When the new variant hit the market, he scaled back his planned Christmas relaxation and ordered 18 million people in the hot spots of London and the southeast to stay at home.
Most of the country, however, was still allowed to travel and mix indoors on Christmas Day itself. It’s a decision that some experts say is now bearing its grim fruits, as many have warned before.
Danny Altmann, a professor of immunology at Imperial College London, says questions about government policies and existing weaknesses in the NHS are already testing the UK’s pandemic response to the limit.
The new variant “takes a system that is almost broken and breaks it,” he said.
“Hard weeks are still to come”
Today more than 93,000 people have died from Covid-19 in the UK. The NHS is buckling, ambulances piling up in front of hospitals and some cancer operations are being canceled.
Christmas wasn’t an aberration. It was a year that Johnson was accused of being too slow to introduce restrictions, failing to build an adequate “test, track and trace” network, and undermining public trust by refusing to approve his top advisors dismissed who apparently violated the lockdown rules.
It is frustrating what some see as government attempts to hold the blame on themselves the tiny minority who break the rulesrather than tightening their own guidelines. These critics see a trend: a prime minister repeatedly dismissing experts who tell him to act quickly only to let up weeks later. At this point the numbers are much worse.

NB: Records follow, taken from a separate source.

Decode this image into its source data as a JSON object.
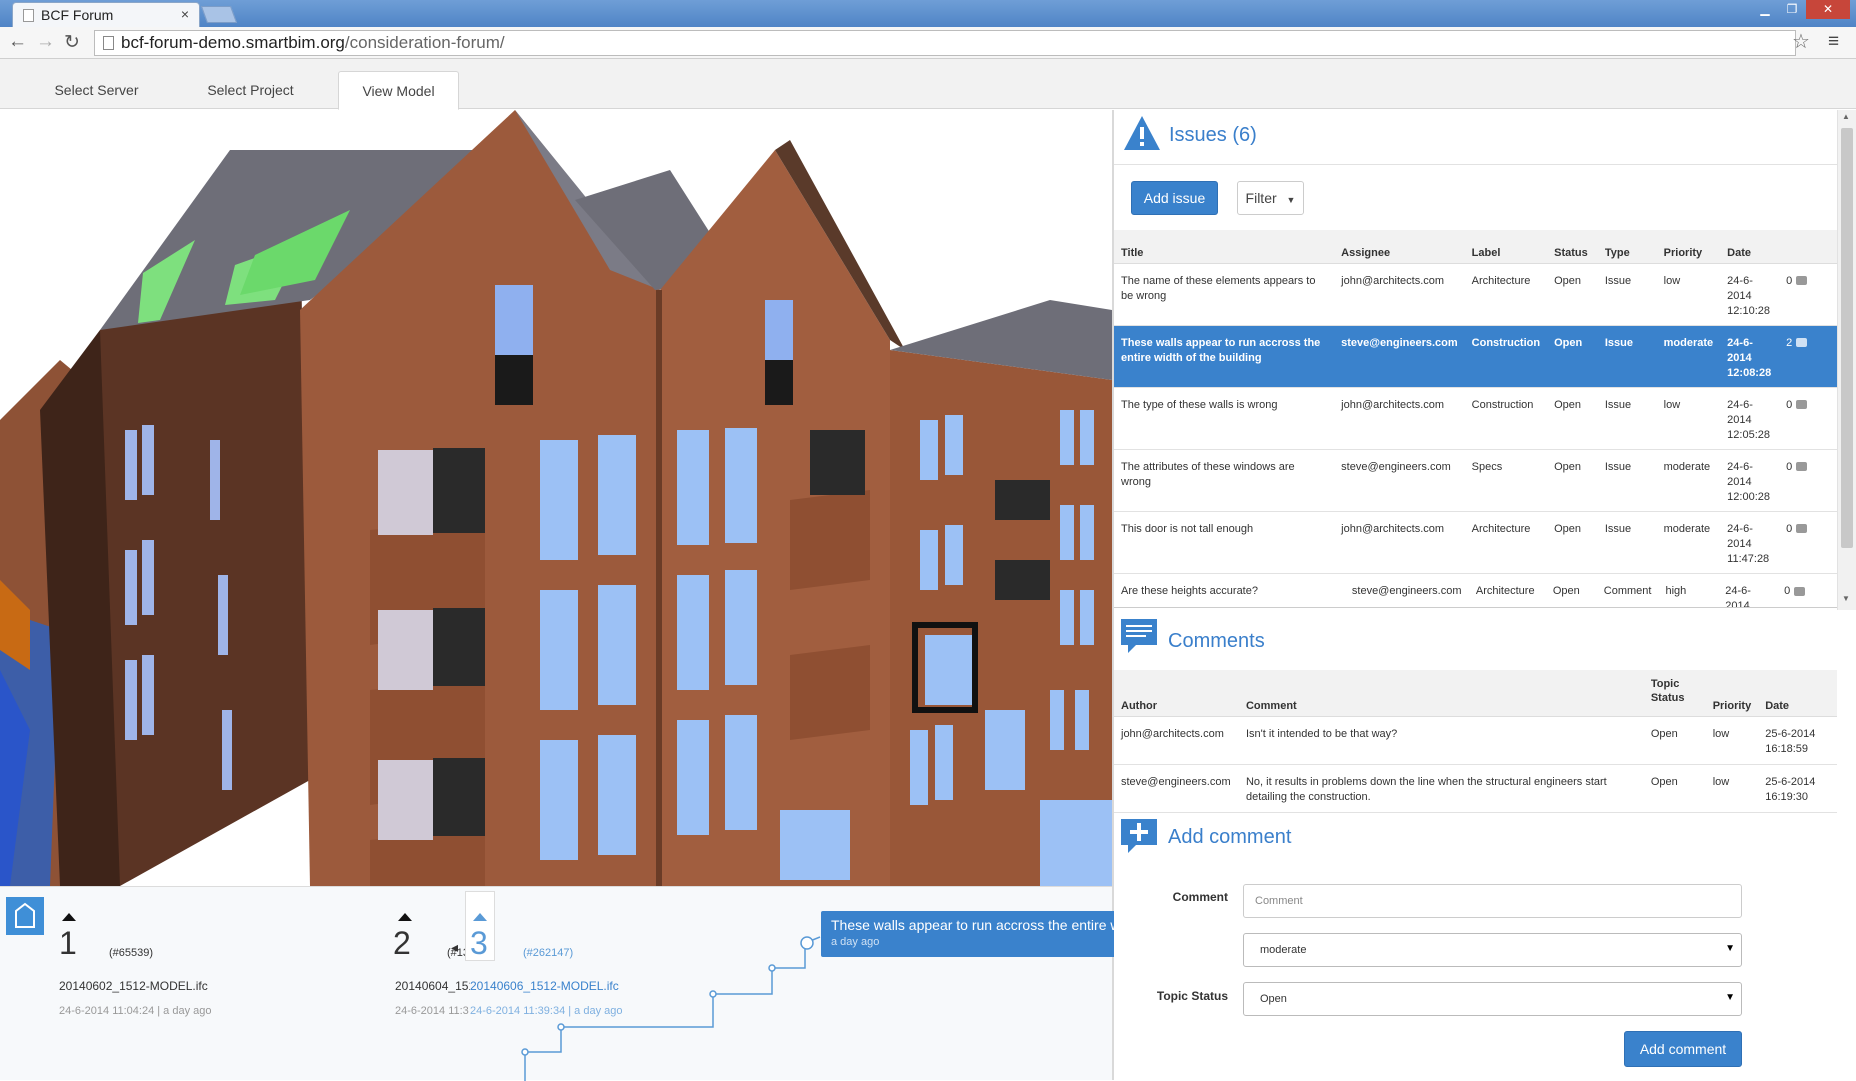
{
  "browser": {
    "tab_title": "BCF Forum",
    "tab_close": "×",
    "url_host": "bcf-forum-demo.smartbim.org",
    "url_path": "/consideration-forum/"
  },
  "nav_tabs": [
    {
      "label": "Select Server"
    },
    {
      "label": "Select Project"
    },
    {
      "label": "View Model",
      "active": true
    }
  ],
  "issues": {
    "title": "Issues (6)",
    "add_label": "Add issue",
    "filter_label": "Filter",
    "columns": [
      "Title",
      "Assignee",
      "Label",
      "Status",
      "Type",
      "Priority",
      "Date"
    ],
    "rows": [
      {
        "title": "The name of these elements appears to be wrong",
        "assignee": "john@architects.com",
        "label": "Architecture",
        "status": "Open",
        "type": "Issue",
        "priority": "low",
        "date": "24-6-2014 12:10:28",
        "comments": "0"
      },
      {
        "title": "These walls appear to run accross the entire width of the building",
        "assignee": "steve@engineers.com",
        "label": "Construction",
        "status": "Open",
        "type": "Issue",
        "priority": "moderate",
        "date": "24-6-2014 12:08:28",
        "comments": "2",
        "selected": true
      },
      {
        "title": "The type of these walls is wrong",
        "assignee": "john@architects.com",
        "label": "Construction",
        "status": "Open",
        "type": "Issue",
        "priority": "low",
        "date": "24-6-2014 12:05:28",
        "comments": "0"
      },
      {
        "title": "The attributes of these windows are wrong",
        "assignee": "steve@engineers.com",
        "label": "Specs",
        "status": "Open",
        "type": "Issue",
        "priority": "moderate",
        "date": "24-6-2014 12:00:28",
        "comments": "0"
      },
      {
        "title": "This door is not tall enough",
        "assignee": "john@architects.com",
        "label": "Architecture",
        "status": "Open",
        "type": "Issue",
        "priority": "moderate",
        "date": "24-6-2014 11:47:28",
        "comments": "0"
      },
      {
        "title": "Are these heights accurate?",
        "assignee": "steve@engineers.com",
        "label": "Architecture",
        "status": "Open",
        "type": "Comment",
        "priority": "high",
        "date": "24-6-2014",
        "comments": "0"
      }
    ]
  },
  "comments": {
    "title": "Comments",
    "columns": [
      "Author",
      "Comment",
      "Topic Status",
      "Priority",
      "Date"
    ],
    "rows": [
      {
        "author": "john@architects.com",
        "comment": "Isn't it intended to be that way?",
        "status": "Open",
        "priority": "low",
        "date": "25-6-2014 16:18:59"
      },
      {
        "author": "steve@engineers.com",
        "comment": "No, it results in problems down the line when the structural engineers start detailing the construction.",
        "status": "Open",
        "priority": "low",
        "date": "25-6-2014 16:19:30"
      }
    ]
  },
  "add_comment": {
    "title": "Add comment",
    "comment_label": "Comment",
    "comment_placeholder": "Comment",
    "priority_value": "moderate",
    "status_label": "Topic Status",
    "status_value": "Open",
    "submit_label": "Add comment"
  },
  "timeline": {
    "revisions": [
      {
        "num": "1",
        "id": "(#65539)",
        "file": "20140602_1512-MODEL.ifc",
        "date": "24-6-2014 11:04:24 | a day ago"
      },
      {
        "num": "2",
        "id": "(#13",
        "file": "20140604_151",
        "date": "24-6-2014 11:3"
      },
      {
        "num": "3",
        "id": "(#262147)",
        "file": "20140606_1512-MODEL.ifc",
        "date": "24-6-2014 11:39:34 | a day ago"
      }
    ],
    "tooltip_text": "These walls appear to run accross the entire width of the building",
    "tooltip_ago": "a day ago"
  },
  "colors": {
    "accent": "#3a82cc",
    "brick": "#9c5a3c",
    "roof": "#6e6e78"
  }
}
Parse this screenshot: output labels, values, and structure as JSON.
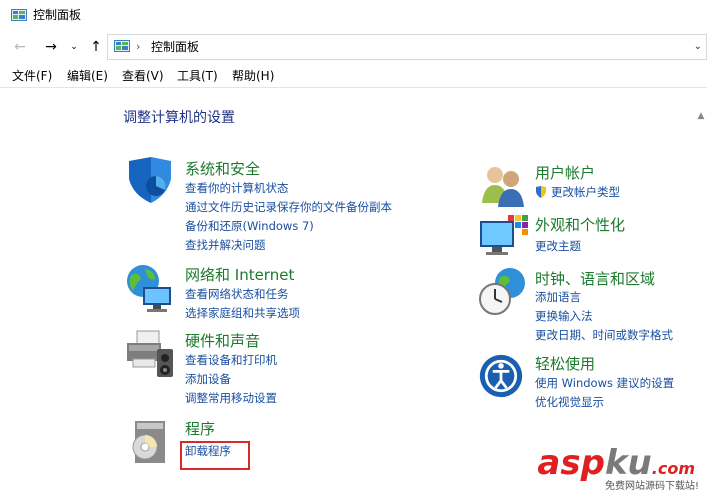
{
  "window": {
    "title": "控制面板"
  },
  "address": {
    "separator": "›",
    "path": "控制面板",
    "back_icon": "←",
    "forward_icon": "→",
    "recent_icon": "⌄",
    "up_icon": "↑",
    "expand_icon": "⌄"
  },
  "menu": [
    "文件(F)",
    "编辑(E)",
    "查看(V)",
    "工具(T)",
    "帮助(H)"
  ],
  "heading": "调整计算机的设置",
  "categories": [
    {
      "id": "system-security",
      "icon": "shield-icon",
      "title": "系统和安全",
      "links": [
        "查看你的计算机状态",
        "通过文件历史记录保存你的文件备份副本",
        "备份和还原(Windows 7)",
        "查找并解决问题"
      ]
    },
    {
      "id": "network-internet",
      "icon": "network-globe-icon",
      "title": "网络和 Internet",
      "links": [
        "查看网络状态和任务",
        "选择家庭组和共享选项"
      ]
    },
    {
      "id": "hardware-sound",
      "icon": "printer-icon",
      "title": "硬件和声音",
      "links": [
        "查看设备和打印机",
        "添加设备",
        "调整常用移动设置"
      ]
    },
    {
      "id": "programs",
      "icon": "programs-disc-icon",
      "title": "程序",
      "links": [
        "卸载程序"
      ]
    },
    {
      "id": "user-accounts",
      "icon": "users-icon",
      "title": "用户帐户",
      "links": [
        "更改帐户类型"
      ]
    },
    {
      "id": "appearance",
      "icon": "monitor-palette-icon",
      "title": "外观和个性化",
      "links": [
        "更改主题"
      ]
    },
    {
      "id": "clock-region",
      "icon": "clock-globe-icon",
      "title": "时钟、语言和区域",
      "links": [
        "添加语言",
        "更换输入法",
        "更改日期、时间或数字格式"
      ]
    },
    {
      "id": "ease-of-access",
      "icon": "ease-of-access-icon",
      "title": "轻松使用",
      "links": [
        "使用 Windows 建议的设置",
        "优化视觉显示"
      ]
    }
  ],
  "watermark": {
    "brand_a": "asp",
    "brand_b": "ku",
    "brand_c": ".com",
    "tagline": "免费网站源码下载站!"
  },
  "colors": {
    "category_title": "#1b7a2b",
    "link": "#1a4fa0",
    "heading": "#1e3287",
    "highlight": "#d62b2b"
  }
}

Prime Minister supporters are turning this equation on its head.
While others have urged Johnson to pursue his coronavirus restrictions, some allies are surprised that he imposed them as much as possible because of his longstanding ideological beliefs.
“Boris was without a doubt a lifelong libertarian who wanted to stay out of business as much as possible,” said Guto Harri, Johnson’s spokesman when he was Mayor of London between 2008 and 2016.
Harri says he saw a marked change in his former boss, possibly marked by Johnson’s personal contact with the virus in April that put him in intensive care and nearly killed him. While Johnson may have hesitated to lockdown the country last March, Harri believes he has since been impressed with the prime minister’s willingness to “profoundly restrict the way people live.”
On Wednesday, Johnson called the rising daily death toll “appalling” and warned, “The weeks will be tough.”
It’s not all bad news. Britain vaccinates people faster than most other major economies. It hit 8 percent of its population, just behind Israel, the United Arab Emirates and Bahrain. according to the University of Oxford. The US is around 5 percent.
The UK government would also like to stress that this is not a national but a global crisis. Many other countries are fighting even without the misfortune of producing a new mutant strain.
In fact, through March the Centers for Disease Control warned that the British variant could become the dominant strain in the US as well, which could lead to more outbreaks.
However, experts like Stonehouse are keen not to let the government off the hook.
“We can’t blame the new variant for it,” she said. “The new variant makes it worse and there will be a lot of guilt. But the problem was that it came into the population at a time when there was a lot of intermingling and that gave it the perfect breeding ground.”
She added, “I think we would be in this or a very similar situation without the new variant.”